TASK STATEMENT — The lines to copy are those in the records below that hold the word "change".

Start of SOURCE INFORMATION

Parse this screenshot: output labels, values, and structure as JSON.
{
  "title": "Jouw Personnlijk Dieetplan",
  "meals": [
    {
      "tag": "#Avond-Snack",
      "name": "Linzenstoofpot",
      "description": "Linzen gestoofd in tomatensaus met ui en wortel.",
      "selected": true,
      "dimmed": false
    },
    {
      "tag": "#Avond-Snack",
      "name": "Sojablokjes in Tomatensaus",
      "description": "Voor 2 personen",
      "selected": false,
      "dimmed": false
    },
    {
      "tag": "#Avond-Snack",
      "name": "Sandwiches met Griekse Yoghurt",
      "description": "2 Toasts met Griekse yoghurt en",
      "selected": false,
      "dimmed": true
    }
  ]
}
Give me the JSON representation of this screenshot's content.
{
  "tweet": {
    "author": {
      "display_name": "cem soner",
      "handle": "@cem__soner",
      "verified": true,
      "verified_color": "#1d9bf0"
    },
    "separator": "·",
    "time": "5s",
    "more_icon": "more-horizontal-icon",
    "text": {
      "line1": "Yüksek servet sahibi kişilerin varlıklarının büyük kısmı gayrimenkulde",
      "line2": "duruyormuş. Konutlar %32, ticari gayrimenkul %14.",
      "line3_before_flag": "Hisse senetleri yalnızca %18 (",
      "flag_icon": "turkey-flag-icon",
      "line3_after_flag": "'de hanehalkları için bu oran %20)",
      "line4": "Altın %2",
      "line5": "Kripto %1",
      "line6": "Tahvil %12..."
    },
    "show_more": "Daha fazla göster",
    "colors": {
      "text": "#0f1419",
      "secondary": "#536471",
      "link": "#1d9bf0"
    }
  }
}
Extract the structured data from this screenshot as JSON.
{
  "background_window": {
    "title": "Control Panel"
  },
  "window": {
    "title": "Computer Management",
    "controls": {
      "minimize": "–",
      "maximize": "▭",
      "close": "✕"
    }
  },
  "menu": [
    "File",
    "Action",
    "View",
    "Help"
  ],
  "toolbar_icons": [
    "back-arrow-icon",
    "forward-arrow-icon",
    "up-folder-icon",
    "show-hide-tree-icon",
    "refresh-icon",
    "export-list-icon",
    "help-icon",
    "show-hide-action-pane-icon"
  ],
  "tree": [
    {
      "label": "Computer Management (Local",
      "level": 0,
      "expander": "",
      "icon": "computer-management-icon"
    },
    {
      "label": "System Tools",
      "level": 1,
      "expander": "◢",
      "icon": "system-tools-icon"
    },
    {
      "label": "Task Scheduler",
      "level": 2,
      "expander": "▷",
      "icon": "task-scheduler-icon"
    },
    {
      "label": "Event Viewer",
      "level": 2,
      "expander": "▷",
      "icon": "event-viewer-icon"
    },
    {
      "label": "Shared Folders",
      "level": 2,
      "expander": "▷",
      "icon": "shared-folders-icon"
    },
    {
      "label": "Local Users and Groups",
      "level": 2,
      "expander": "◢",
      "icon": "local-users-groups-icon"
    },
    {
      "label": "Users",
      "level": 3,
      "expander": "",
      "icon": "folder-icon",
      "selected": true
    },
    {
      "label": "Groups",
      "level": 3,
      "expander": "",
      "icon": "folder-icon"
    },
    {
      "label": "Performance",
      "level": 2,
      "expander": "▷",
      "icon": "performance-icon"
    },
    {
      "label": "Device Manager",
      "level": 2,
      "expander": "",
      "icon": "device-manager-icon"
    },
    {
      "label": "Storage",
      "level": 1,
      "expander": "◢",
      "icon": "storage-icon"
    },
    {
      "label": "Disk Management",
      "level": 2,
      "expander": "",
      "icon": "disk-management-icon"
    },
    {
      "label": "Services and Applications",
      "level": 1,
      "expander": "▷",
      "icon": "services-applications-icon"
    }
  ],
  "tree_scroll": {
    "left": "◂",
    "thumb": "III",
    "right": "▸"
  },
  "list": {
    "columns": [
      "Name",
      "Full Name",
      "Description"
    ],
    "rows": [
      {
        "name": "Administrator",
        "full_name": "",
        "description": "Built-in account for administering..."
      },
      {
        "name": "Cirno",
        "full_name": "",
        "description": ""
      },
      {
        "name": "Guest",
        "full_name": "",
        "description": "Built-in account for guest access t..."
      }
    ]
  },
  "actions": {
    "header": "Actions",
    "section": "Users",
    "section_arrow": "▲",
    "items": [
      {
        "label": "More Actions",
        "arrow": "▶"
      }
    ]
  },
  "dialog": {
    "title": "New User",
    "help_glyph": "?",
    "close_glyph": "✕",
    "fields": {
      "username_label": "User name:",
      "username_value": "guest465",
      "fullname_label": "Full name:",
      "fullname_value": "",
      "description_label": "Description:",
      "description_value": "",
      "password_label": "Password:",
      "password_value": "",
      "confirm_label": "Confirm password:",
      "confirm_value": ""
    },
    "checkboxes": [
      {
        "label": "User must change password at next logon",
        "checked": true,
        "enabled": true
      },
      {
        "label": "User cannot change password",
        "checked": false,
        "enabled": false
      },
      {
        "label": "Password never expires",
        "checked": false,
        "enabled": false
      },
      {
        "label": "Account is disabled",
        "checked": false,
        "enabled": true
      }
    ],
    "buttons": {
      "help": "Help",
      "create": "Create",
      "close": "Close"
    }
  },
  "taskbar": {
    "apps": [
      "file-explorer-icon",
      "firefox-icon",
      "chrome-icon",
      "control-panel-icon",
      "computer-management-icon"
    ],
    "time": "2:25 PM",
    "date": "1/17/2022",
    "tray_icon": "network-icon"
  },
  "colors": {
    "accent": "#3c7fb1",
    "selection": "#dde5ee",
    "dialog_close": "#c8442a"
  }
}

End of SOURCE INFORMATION

EXERCISE RESULT —
        "label": "User must change password at next logon",
        "label": "User cannot change password",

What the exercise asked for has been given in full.